Fig. 1 Case 1. (A) Presurgical brain magnetic resonance imaging (MRI). (B) Postoperative MRI at 3 months without vascular lesion. (C) Postoperative MRI at 6 months with aneurysm of the right ICA. (D) Digital angiography (DA) with fusiform dilation of the internal carotid artery (ICA) and a vesicle attached to the dome. (E) Three-dimensional (3D) reconstruction of abnormal segment. (F) Follow-up images after endovascular treatment.
Zoom Image

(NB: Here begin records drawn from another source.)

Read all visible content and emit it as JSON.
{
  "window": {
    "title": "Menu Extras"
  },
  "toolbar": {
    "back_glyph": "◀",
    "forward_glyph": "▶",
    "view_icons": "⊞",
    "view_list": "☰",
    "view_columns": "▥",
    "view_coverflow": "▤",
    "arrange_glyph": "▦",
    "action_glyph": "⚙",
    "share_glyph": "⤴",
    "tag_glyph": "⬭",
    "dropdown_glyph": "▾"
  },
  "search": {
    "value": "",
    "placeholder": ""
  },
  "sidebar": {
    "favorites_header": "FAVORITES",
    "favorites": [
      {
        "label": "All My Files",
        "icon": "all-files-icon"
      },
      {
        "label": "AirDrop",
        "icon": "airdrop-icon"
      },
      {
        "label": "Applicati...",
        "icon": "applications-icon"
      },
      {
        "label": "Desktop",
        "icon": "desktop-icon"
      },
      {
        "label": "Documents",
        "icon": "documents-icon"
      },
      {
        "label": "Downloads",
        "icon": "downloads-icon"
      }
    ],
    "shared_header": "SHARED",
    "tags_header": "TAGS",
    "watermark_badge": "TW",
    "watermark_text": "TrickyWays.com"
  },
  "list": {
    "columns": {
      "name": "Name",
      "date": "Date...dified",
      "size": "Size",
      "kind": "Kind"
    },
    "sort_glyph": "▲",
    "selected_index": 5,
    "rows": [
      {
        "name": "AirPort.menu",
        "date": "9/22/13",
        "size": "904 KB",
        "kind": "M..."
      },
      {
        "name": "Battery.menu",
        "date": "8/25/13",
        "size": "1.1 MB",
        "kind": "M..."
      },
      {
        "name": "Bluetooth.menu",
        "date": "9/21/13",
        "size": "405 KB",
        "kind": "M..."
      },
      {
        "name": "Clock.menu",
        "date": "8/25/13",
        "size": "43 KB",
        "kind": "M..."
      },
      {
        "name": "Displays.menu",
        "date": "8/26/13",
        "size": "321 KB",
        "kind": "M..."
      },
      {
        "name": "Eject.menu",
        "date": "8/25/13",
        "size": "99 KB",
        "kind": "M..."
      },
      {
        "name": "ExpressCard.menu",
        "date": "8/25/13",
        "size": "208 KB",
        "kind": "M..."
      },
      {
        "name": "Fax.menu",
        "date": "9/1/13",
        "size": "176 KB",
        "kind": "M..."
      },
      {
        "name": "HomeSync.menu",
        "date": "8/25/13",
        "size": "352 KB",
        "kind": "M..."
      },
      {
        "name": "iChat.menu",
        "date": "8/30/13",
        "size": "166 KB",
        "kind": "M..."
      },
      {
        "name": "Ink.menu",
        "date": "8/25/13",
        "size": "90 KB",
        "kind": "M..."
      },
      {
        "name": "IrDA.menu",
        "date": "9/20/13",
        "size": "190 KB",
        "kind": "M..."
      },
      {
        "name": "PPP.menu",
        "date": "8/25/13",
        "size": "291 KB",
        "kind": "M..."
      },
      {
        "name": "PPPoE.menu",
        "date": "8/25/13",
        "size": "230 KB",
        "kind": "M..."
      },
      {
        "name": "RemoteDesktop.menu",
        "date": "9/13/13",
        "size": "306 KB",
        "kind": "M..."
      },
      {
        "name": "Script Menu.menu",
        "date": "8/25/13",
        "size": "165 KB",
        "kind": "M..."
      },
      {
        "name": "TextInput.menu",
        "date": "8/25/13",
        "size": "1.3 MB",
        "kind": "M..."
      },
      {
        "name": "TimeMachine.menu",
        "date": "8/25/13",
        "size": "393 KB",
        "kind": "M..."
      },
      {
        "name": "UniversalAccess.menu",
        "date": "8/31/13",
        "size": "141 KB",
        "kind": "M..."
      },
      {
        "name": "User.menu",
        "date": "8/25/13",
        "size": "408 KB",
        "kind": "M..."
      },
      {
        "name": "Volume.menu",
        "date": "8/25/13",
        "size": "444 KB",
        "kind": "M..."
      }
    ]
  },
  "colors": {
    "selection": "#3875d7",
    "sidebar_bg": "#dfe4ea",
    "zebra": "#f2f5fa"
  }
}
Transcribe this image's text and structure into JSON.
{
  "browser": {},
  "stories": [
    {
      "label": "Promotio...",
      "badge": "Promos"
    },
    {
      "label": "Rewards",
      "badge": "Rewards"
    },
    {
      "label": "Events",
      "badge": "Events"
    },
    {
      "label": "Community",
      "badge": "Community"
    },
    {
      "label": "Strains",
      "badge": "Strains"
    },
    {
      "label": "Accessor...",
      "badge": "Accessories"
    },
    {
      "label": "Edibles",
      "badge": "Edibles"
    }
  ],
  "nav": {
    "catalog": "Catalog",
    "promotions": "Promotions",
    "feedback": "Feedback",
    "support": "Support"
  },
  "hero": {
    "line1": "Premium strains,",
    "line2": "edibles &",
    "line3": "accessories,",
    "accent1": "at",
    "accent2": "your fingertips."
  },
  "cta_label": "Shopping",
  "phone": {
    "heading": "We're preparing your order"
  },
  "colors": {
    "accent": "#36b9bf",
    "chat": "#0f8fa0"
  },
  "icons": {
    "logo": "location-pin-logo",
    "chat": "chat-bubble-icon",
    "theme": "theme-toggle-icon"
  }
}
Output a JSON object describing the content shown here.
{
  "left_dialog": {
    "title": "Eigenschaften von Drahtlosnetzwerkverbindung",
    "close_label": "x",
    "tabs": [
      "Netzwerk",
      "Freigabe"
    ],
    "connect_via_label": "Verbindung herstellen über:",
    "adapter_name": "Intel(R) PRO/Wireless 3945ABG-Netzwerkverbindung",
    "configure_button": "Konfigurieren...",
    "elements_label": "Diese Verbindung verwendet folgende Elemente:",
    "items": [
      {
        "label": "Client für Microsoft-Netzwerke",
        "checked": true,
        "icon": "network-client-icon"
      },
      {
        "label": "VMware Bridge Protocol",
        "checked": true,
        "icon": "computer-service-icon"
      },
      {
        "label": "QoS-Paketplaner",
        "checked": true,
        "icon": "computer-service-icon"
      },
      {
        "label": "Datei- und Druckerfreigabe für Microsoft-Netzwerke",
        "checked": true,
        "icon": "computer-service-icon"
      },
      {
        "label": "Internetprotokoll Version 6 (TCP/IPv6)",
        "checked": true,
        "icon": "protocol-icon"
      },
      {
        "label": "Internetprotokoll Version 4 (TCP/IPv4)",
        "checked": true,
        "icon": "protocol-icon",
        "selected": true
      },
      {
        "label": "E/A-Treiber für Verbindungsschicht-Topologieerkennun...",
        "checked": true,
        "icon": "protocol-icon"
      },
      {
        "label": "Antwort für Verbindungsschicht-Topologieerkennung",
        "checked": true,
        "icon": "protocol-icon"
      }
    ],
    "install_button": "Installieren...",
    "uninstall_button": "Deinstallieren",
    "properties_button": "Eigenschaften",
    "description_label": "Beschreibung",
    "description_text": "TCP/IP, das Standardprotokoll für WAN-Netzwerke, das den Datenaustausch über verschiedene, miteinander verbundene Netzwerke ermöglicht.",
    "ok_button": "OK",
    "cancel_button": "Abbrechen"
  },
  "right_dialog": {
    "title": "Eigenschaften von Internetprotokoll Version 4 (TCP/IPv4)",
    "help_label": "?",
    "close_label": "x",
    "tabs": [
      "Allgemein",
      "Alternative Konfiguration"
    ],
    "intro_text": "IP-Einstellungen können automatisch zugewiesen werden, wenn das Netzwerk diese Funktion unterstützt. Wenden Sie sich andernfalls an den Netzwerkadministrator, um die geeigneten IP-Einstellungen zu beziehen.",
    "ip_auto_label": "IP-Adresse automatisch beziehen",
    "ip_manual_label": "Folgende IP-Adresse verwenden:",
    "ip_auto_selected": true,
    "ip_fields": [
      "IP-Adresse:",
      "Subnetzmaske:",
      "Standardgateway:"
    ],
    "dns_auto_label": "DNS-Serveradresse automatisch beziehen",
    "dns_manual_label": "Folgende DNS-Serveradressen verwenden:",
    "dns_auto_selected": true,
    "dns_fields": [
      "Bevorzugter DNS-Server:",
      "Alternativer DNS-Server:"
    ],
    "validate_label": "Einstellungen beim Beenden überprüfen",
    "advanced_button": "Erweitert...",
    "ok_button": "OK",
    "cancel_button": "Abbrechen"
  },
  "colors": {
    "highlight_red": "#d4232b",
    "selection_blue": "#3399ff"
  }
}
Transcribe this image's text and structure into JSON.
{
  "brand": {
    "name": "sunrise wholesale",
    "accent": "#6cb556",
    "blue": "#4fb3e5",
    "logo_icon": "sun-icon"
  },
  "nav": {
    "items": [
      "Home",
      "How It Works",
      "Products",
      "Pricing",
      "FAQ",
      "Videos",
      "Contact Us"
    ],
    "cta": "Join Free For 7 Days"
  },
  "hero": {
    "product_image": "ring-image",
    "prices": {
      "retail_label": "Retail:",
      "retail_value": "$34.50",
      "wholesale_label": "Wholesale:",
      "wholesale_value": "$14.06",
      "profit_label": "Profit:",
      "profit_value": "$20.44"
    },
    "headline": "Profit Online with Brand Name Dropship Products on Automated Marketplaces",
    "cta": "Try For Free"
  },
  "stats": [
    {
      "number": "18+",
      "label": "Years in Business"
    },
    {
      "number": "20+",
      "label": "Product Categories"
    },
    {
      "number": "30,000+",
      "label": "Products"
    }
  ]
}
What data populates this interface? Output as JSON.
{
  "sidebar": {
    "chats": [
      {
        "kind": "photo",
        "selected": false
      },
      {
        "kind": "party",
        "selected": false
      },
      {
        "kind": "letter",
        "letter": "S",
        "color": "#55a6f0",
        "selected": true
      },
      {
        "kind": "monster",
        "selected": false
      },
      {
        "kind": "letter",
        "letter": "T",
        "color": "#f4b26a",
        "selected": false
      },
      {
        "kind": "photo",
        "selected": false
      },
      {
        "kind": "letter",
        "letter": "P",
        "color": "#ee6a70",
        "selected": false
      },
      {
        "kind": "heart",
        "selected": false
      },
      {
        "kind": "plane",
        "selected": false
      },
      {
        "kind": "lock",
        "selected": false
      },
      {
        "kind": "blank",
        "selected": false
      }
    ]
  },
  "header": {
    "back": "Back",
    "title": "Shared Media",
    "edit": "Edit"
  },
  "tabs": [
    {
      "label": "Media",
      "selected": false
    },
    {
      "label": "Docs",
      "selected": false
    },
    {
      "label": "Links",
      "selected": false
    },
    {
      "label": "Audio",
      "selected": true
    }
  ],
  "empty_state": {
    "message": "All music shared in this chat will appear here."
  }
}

Fig. 2 Case 2. (A) Presurgical magnetic resonance imaging (MRI). (B) Postoperative MRI with no tumor residue or abnormalities in vascular structures. (C, D) Postoperative magnetic resonance angiography (MRA) at 4 months showing fusiform dilatation in a segment of the right internal carotid artery (ICA). (E) MRA 4 months after surgery with fusiform dilatation of the right ICA. (F) Postoperative follow-up MRA at 24 months; vascular lesion shows no change in size.